Witness appeal after cyclist killed near Peterborough this morning
Victim said to be local man aged 57; police arrest 50-year-old woman on suspicion of causing death by dangerous driving

Cambridgeshire Police have appealed for witnesses after a 57-year-old male cyclist was killed near Peterborough at 8.30 this morninng, Sunday 14 April. The motorist involved, a 50-year-old woman, has been arrested on suspicion of causing death by dangerous driving.

According to the Peterborough Telegraph, the victim is a local man, and anyone who witnessed the incident, which involved an Audi car and happened on the B1166 at Crowland, between Spalding and Peterborough, is asked to contact police on 101.

Born in Scotland, Simon moved to London aged seven and now lives in the Oxfordshire Cotswolds with his miniature schnauzer, Elodie. He fell in love with cycling one Saturday morning in 1994 while living in Italy when Milan-San Remo went past his front door. A daily cycle commuter in London back before riding to work started to boom, he's been news editor at road.cc since 2009. Handily for work, he speaks French and Italian. He doesn't get to ride his Colnago as often as he'd like, and freely admits he's much more adept at cooking than fettling with bikes.

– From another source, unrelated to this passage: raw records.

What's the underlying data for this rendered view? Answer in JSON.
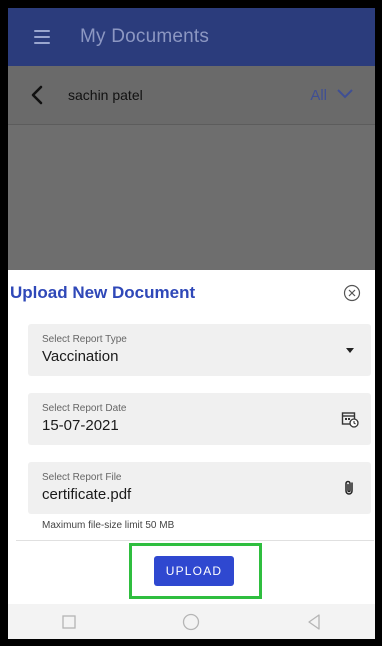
{
  "appbar": {
    "title": "My Documents"
  },
  "subbar": {
    "user_name": "sachin patel",
    "filter_label": "All"
  },
  "sheet": {
    "title": "Upload New Document",
    "fields": [
      {
        "label": "Select Report Type",
        "value": "Vaccination",
        "icon": "dropdown-arrow-icon"
      },
      {
        "label": "Select Report Date",
        "value": "15-07-2021",
        "icon": "calendar-icon"
      },
      {
        "label": "Select Report File",
        "value": "certificate.pdf",
        "icon": "attachment-icon"
      }
    ],
    "hint": "Maximum file-size limit 50 MB",
    "upload_label": "UPLOAD"
  },
  "colors": {
    "appbar": "#2b3c7c",
    "primary": "#2f48b8",
    "highlight": "#2fbe3f"
  }
}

fatbeggaronabike [728 posts] 2 years ago

It may be to soon to make any comments on this apart to say that the sad part of this is that if no witnesses come forward the woman (even if at fault) will not be prosecuted due to lack of evidence.

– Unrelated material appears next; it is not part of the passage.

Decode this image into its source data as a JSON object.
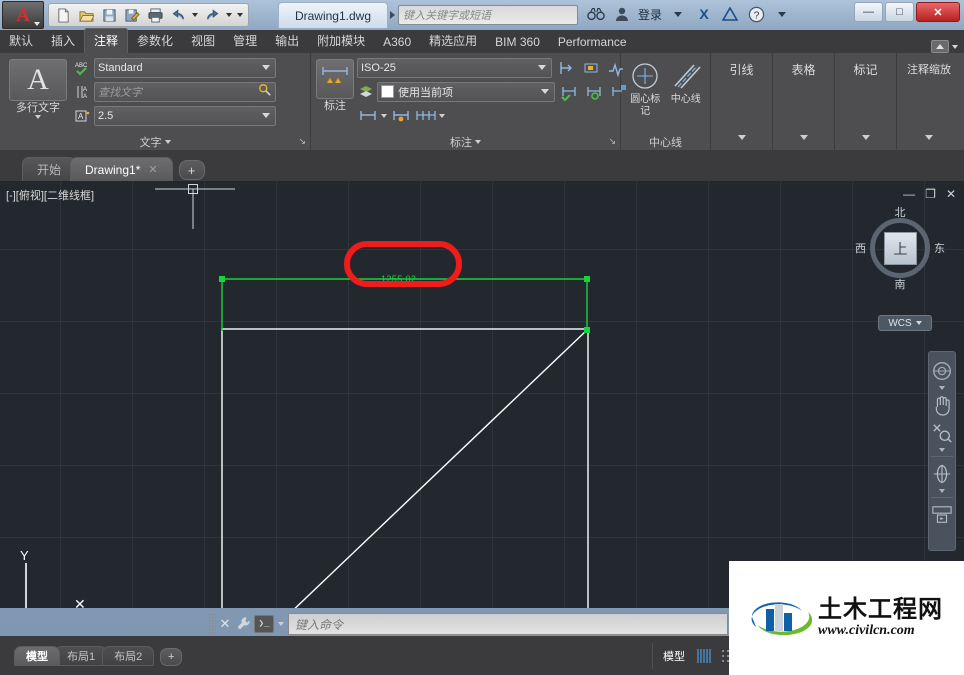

notfastenough [3655 posts] 2 years ago

True, but under these circumstances, if we had presumed liability, she would be prosecuted even if it wasn't really her fault, wouldn't she? Appreciate she's the one in charge of a large lump of metal, but not sure I can go along with that.

RIP to the deceased.

bendertherobot [606 posts] 2 years ago

Presumed liability is in relation to the ability to make a CIVIL (i.e compensatory) and not criminal claim. So that's not an issue. And it's still only presumed in the civil claim meaning the motorist can rebut it.

Contrast that with strict liability (again only in civil claims) in which liability is essentially automatic.

Roger Geffen [50 posts] 2 years ago

To 'Notfastenough'

Just to clarify: the introduction of 'presumed liability' rules would not lead to the driver being prosecuted automatically.

It is important to distinguish between civil and criminal law.

The 'presumed liability' principle relates solely to civil law, i.e. who the payment of compensation. It creates a presumption that a driver who has hit a pedestrian or cyclist is liable for the payment of compensation for injury damages - unless the driver can show that the victim had been culpably at fault for the collision. (In practice of course the compensatoin would be paid out by the driver's insurance scheme).

It would have no bearing on the process for deciding whether or not the driver had committed a criminal offence. This would still be decided by the courts in the same way as at present.

In other words, prosecutors would still need to satisfy the court that whatever crime they were prosecuting had been committed 'beyond reasonable doubt'. Hence the introduction of 'presumed liability' would not in any way affect the principle in criminal law of 'innocent unless proven guilty'.

Moreover the CPS's own internal guidelines would still say that they should only bring prosecutions in the first place if they felt that (a) there was sufficient evidence that a court, properly directed, was more likely than not to convict for the offence as charged; and (b) that it was in the public interest for the prosecution to be brought.

Roger Geffen
Campaigns & Policy Director, CTC

James Warrener [1069 posts] 2 years ago

As a resident of the local area my thoughts are with the family of the rider lost in this incident.